Tuesday, July 24, 2007

Blog Tour: Fearless, Day Three

So today's topic (and I hope some of you blog tourers are still out and about this late in the day) is the cover design and why it doesn't really work for me, despite red being my favourite colour.

So first off, when I opened my book package and saw the cover for the first time, my initial reaction was "Oh look, a boring book." I would never in a million years pick this book up in the store. It doesn't look like the kind of book I like. And you know what? It is the kind of book I like. It's pretty important to give the right cues with your cover. This cover screams "suspense" maybe "thriller/mystery/suspense". Though it's a relatively gripping book, that's not the genre, and readers of that genre will pick it up and not get what they were looking for, while it is overlooked by it's real audience. Your audience needs to know that it's their book. I mean it's not a hard fast rule, but that's how marketing works. What kind of cover would I have given it? Hmmm...maybe something more along the lines of:

Just my opinion, but I think that would find me/the audience a bit more clearly. And they're prettier. Oh wait that's my next point.

I would like to stop seeing quick photo manipulations as covers. Running a photoshop filter over a stock photo or two is not art.
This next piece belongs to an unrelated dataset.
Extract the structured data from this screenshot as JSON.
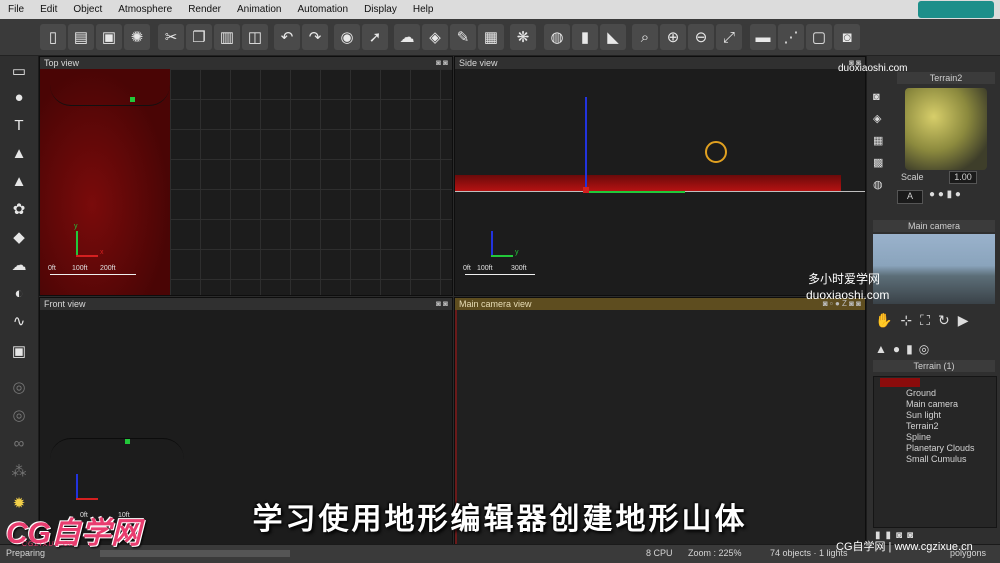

I know it's not something that non artists/designers usually notice, just like most of you probably don't shudder every time you see a poster using Comic Sans as the font. But it makes me twitchy. The cover looks extremely low-budget to me. Which again makes me sad because I think Fearless deserves more. Especially as the publishers appear to pushing it decently. It baffles me honestly. I looked up the cover designer's portfolio (brandnavigation.com) and it seems to be a pretty decent design company with quite a few good covers under their belt. Fearless is not shown in their portfolio though, so perhaps that's telling.

Every time a poor photo manipulation gets made into a cover a chance for beautiful art is lost, and the illustration community loses another job. And maybe a kitten somewhere dies. Let's stop the tragedy!